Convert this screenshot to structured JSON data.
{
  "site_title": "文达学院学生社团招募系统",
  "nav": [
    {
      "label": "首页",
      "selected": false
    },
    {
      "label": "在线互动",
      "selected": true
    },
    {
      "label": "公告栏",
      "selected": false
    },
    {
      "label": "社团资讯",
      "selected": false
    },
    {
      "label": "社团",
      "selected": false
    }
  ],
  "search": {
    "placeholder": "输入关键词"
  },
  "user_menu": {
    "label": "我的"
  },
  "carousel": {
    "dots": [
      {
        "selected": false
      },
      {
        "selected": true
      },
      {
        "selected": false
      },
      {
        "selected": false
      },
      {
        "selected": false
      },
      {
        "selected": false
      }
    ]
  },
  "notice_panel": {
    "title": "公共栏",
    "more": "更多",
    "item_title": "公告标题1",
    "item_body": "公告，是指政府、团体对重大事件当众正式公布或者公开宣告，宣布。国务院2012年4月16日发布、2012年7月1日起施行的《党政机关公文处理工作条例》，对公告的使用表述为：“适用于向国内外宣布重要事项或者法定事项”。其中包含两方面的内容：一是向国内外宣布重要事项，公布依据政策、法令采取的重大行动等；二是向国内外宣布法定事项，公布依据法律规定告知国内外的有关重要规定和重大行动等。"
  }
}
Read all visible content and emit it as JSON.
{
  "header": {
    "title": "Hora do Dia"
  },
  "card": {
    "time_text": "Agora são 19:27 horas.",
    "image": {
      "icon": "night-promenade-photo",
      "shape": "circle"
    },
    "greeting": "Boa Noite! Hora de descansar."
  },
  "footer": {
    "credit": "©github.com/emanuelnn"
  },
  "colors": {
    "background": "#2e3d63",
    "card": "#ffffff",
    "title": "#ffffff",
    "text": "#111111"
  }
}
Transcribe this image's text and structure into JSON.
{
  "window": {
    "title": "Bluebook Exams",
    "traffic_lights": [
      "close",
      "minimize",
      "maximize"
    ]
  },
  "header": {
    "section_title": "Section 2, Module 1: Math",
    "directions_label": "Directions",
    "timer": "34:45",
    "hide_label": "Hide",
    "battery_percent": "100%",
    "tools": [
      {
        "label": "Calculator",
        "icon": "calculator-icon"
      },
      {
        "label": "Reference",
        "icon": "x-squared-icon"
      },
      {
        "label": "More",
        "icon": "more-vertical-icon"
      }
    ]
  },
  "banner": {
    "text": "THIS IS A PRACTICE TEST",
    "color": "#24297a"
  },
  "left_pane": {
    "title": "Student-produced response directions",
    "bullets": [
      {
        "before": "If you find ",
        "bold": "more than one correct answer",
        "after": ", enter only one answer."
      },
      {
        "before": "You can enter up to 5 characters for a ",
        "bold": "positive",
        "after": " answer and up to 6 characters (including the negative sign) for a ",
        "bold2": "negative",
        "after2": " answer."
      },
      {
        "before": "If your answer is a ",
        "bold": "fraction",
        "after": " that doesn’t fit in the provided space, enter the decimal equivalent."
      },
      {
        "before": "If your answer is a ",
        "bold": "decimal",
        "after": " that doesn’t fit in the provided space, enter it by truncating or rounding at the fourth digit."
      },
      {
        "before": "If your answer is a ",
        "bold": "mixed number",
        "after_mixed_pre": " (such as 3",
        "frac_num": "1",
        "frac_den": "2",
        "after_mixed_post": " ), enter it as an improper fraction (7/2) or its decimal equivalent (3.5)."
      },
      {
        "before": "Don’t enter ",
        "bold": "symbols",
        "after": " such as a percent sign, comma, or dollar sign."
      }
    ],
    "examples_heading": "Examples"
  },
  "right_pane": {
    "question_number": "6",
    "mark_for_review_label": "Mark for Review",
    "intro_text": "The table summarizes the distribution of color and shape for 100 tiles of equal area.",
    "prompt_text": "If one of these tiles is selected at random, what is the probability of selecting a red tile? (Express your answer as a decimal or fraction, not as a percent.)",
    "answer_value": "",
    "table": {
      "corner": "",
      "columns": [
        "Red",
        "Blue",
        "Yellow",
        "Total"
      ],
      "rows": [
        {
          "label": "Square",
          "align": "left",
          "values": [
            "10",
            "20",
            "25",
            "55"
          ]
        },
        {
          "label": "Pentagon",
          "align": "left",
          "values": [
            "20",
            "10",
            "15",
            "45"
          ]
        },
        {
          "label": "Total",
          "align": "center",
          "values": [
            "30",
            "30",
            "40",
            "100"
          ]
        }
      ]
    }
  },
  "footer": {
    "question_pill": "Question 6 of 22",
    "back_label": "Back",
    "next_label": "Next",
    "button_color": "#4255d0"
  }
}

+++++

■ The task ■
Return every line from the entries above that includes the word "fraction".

■ Your response ■
        "bold": "fraction",
        "after_mixed_post": " ), enter it as an improper fraction (7/2) or its decimal equivalent (3.5)."
    "prompt_text": "If one of these tiles is selected at random, what is the probability of selecting a red tile? (Express your answer as a decimal or fraction, not as a percent.)",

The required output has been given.